◆ **Aim of the exercise**
Lines holding the string "Extract" in the listing below are to be copied.

(Dataset records Opens)

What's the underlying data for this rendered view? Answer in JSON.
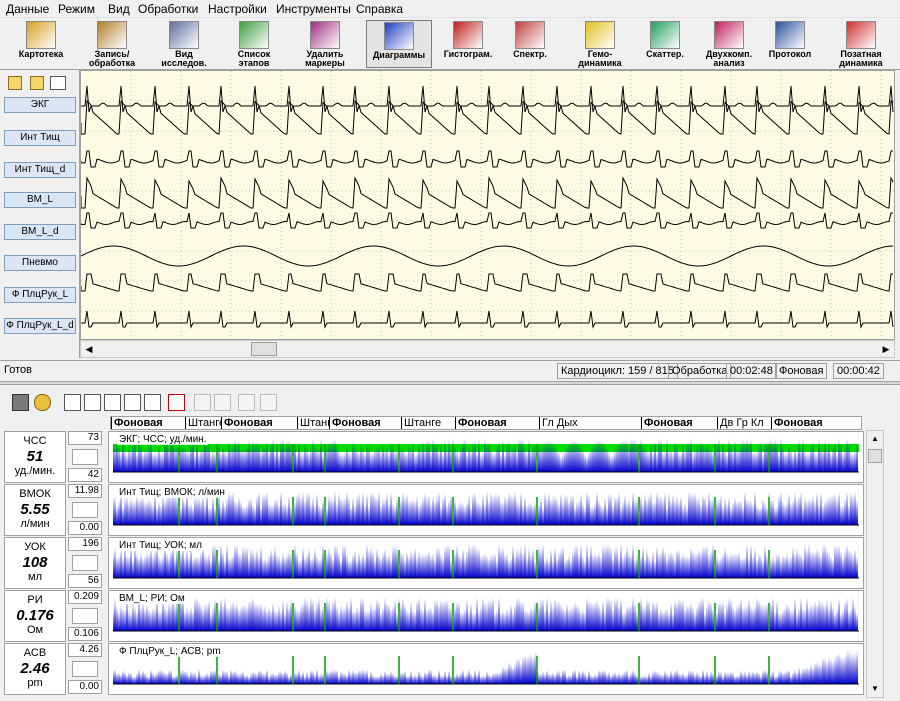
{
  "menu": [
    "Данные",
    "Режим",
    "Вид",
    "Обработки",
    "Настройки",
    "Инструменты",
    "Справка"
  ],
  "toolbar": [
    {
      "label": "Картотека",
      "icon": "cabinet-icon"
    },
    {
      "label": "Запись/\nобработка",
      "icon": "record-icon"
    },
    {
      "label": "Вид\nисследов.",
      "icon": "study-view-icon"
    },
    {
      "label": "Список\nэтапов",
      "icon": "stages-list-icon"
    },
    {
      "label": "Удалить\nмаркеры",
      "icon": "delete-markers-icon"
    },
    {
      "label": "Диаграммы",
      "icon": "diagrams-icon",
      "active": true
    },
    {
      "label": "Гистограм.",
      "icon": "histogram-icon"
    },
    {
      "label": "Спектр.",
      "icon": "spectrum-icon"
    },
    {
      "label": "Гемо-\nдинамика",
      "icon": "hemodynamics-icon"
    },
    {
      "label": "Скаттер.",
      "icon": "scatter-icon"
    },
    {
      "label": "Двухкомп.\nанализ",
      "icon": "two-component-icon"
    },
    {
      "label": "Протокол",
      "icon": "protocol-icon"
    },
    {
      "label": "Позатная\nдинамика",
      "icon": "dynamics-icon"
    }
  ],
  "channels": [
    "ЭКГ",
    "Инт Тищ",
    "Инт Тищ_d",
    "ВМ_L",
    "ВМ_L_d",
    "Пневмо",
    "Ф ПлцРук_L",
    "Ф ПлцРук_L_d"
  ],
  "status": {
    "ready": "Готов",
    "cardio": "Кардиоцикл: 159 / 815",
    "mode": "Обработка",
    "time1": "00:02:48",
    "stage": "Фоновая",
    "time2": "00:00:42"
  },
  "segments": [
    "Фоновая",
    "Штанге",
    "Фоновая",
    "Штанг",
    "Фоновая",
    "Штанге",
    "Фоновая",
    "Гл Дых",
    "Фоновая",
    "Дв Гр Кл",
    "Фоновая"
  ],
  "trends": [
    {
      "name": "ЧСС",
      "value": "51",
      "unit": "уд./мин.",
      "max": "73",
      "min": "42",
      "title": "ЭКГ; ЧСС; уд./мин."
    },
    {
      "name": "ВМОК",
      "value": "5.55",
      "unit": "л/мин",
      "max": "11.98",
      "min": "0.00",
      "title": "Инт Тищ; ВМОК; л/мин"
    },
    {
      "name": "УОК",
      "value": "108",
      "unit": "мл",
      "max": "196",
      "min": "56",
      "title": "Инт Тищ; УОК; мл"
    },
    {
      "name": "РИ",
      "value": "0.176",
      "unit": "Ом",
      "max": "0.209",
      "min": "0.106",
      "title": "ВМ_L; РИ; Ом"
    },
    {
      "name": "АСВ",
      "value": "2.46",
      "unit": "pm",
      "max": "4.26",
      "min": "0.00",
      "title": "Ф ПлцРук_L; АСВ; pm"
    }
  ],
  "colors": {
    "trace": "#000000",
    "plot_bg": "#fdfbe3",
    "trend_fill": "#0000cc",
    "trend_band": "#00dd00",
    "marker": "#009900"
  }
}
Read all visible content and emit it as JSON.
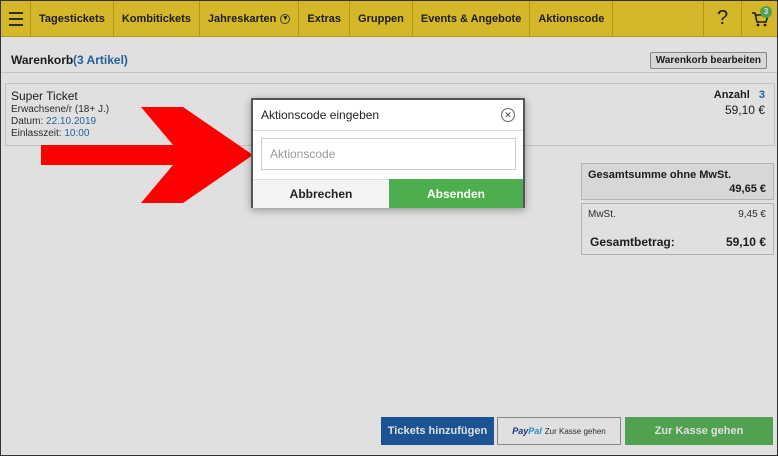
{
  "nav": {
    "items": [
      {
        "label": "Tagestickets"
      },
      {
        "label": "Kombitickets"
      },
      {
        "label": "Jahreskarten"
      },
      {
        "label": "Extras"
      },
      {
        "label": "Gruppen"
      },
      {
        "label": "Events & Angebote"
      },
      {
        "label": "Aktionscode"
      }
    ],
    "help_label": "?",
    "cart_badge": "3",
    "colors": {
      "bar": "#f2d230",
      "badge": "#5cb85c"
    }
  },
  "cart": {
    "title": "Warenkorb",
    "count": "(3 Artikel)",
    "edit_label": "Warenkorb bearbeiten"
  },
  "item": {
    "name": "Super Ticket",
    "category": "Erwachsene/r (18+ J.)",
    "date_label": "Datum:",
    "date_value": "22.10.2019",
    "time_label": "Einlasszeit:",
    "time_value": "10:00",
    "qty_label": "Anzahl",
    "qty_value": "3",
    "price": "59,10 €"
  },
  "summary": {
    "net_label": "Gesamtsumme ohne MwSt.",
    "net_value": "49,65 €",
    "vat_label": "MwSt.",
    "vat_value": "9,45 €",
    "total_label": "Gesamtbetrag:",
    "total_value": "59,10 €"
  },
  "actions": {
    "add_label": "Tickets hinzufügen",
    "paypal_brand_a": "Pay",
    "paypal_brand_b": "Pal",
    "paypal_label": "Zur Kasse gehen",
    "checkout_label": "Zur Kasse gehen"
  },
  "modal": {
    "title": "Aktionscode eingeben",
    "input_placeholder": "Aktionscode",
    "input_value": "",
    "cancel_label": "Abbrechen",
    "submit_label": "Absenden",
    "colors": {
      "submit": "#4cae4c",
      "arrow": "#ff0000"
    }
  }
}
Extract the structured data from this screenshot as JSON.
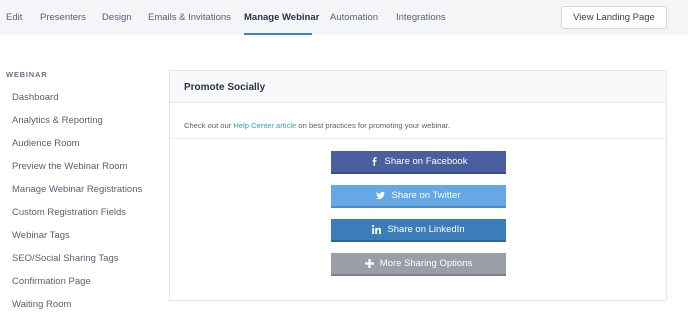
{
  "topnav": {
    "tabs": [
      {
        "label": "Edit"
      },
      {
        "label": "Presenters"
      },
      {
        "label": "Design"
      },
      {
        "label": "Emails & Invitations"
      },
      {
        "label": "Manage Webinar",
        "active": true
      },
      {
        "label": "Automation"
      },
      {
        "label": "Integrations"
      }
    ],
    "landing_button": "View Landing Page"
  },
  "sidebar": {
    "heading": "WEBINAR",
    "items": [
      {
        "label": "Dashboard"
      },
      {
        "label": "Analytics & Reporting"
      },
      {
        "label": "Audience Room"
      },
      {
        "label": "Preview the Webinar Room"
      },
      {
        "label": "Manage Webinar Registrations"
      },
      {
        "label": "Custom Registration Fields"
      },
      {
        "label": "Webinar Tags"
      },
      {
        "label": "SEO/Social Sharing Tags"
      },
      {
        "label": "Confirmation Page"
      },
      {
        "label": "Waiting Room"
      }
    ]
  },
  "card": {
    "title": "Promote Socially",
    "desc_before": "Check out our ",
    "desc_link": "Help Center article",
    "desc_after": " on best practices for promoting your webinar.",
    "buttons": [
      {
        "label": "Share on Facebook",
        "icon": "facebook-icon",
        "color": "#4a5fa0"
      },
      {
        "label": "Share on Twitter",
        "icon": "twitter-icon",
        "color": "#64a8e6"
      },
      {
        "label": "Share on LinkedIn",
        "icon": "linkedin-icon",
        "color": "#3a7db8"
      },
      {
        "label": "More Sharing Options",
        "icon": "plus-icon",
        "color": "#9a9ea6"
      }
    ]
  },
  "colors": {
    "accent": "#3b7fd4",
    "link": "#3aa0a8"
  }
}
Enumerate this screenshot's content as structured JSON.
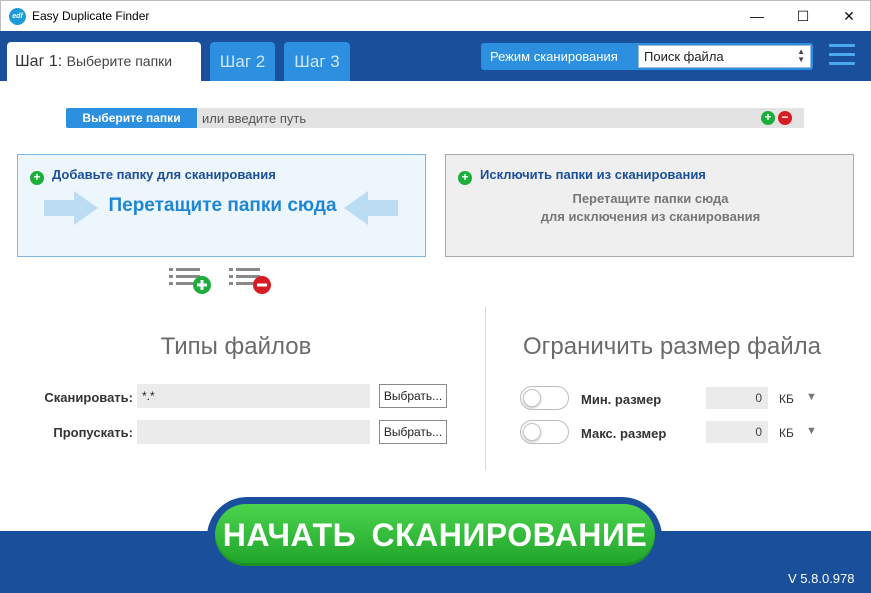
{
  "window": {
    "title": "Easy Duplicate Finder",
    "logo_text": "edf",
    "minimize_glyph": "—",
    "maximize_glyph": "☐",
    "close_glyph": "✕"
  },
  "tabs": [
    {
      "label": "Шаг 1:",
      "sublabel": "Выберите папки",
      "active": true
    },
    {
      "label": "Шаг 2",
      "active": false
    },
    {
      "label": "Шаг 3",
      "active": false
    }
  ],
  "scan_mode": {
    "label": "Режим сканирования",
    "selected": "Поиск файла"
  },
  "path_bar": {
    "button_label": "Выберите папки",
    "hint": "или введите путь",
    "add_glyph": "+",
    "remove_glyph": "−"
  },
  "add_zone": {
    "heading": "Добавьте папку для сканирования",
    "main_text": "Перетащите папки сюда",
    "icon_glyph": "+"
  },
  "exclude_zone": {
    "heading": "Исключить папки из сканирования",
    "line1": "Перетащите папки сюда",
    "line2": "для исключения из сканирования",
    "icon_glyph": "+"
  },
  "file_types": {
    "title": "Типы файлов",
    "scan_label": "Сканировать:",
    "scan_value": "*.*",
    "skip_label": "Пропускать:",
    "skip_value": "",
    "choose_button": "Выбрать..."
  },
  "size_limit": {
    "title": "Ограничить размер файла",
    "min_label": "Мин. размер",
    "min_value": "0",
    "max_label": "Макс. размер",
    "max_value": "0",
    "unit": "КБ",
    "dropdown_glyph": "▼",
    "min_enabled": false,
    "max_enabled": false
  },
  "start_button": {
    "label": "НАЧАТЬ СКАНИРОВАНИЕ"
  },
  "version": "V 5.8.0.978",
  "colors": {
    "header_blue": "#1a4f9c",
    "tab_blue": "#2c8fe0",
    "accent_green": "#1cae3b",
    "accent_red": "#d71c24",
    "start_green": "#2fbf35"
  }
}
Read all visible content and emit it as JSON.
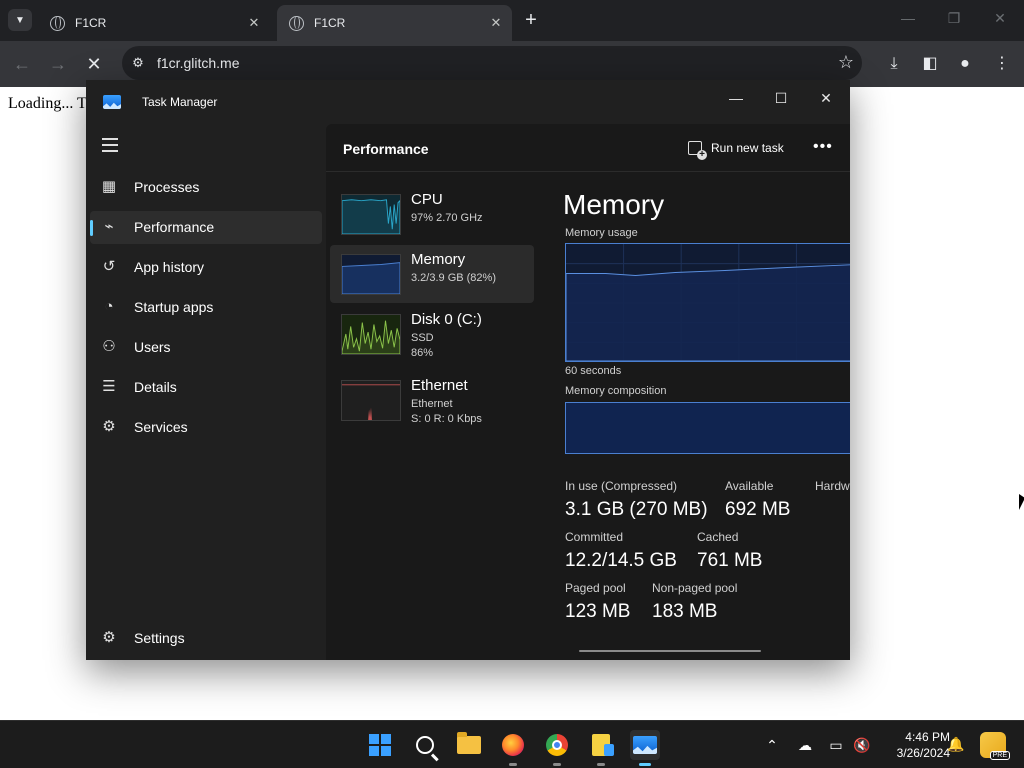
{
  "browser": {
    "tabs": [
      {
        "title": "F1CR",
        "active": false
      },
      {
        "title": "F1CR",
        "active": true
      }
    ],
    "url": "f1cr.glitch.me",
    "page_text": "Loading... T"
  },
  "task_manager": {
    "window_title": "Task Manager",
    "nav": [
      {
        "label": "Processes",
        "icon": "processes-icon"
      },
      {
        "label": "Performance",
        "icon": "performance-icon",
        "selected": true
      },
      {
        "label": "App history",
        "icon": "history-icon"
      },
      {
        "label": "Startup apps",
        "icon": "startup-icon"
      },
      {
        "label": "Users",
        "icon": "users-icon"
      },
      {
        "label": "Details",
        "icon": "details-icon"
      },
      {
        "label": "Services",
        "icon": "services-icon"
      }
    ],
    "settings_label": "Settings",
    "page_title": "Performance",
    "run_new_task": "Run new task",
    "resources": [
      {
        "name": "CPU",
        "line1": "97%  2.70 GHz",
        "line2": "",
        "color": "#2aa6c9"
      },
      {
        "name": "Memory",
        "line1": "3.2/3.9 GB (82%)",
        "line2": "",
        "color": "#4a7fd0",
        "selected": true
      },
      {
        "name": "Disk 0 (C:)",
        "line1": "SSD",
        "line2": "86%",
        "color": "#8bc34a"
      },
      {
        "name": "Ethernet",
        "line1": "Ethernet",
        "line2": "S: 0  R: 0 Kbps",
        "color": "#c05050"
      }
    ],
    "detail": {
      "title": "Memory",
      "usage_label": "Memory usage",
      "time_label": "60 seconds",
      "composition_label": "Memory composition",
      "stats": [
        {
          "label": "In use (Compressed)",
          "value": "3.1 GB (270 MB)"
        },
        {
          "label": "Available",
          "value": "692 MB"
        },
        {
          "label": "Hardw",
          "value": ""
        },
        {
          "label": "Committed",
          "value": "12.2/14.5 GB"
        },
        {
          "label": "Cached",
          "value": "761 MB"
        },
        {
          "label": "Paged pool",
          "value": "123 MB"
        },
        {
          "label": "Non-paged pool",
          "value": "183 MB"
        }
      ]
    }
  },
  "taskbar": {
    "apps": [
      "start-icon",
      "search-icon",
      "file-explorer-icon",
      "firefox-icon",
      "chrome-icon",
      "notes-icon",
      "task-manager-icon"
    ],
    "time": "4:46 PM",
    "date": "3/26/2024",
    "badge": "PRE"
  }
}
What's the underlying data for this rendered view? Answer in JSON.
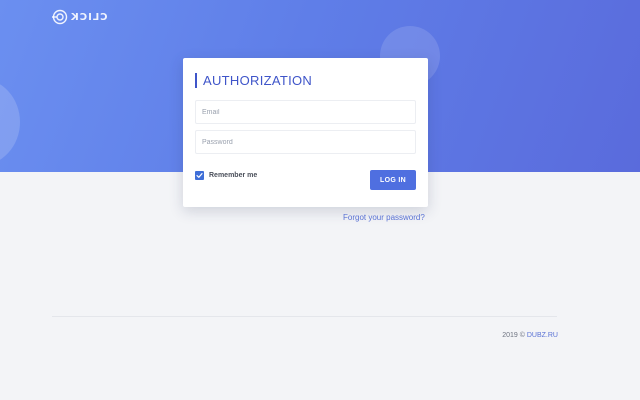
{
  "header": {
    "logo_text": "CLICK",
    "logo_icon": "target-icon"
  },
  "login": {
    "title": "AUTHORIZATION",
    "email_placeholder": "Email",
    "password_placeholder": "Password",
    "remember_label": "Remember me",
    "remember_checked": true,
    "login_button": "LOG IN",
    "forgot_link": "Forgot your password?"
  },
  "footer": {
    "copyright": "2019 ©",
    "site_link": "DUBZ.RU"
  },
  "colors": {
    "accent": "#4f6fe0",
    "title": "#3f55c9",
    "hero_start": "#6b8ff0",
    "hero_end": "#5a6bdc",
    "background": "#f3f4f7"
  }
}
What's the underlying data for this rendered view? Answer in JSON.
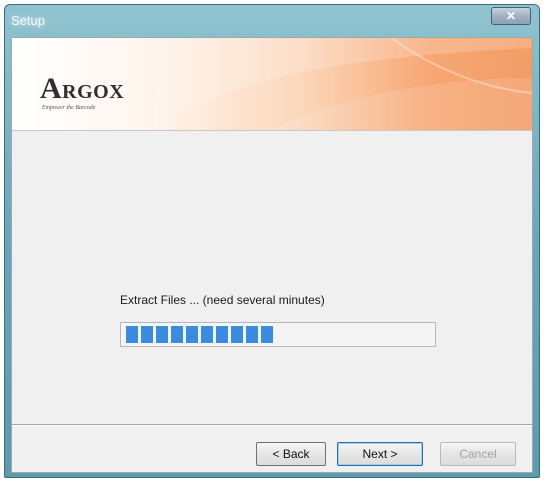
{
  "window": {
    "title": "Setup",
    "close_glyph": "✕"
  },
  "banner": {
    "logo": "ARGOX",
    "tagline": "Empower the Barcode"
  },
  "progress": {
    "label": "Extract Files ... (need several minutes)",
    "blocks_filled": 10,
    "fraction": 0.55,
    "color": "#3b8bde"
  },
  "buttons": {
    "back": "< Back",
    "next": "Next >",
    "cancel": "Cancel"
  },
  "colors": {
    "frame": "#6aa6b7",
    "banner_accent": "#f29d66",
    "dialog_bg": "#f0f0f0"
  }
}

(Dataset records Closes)

◆ **Written response**
Extract the structured data from this screenshot as JSON.
    "label": "Extract Files ... (need several minutes)",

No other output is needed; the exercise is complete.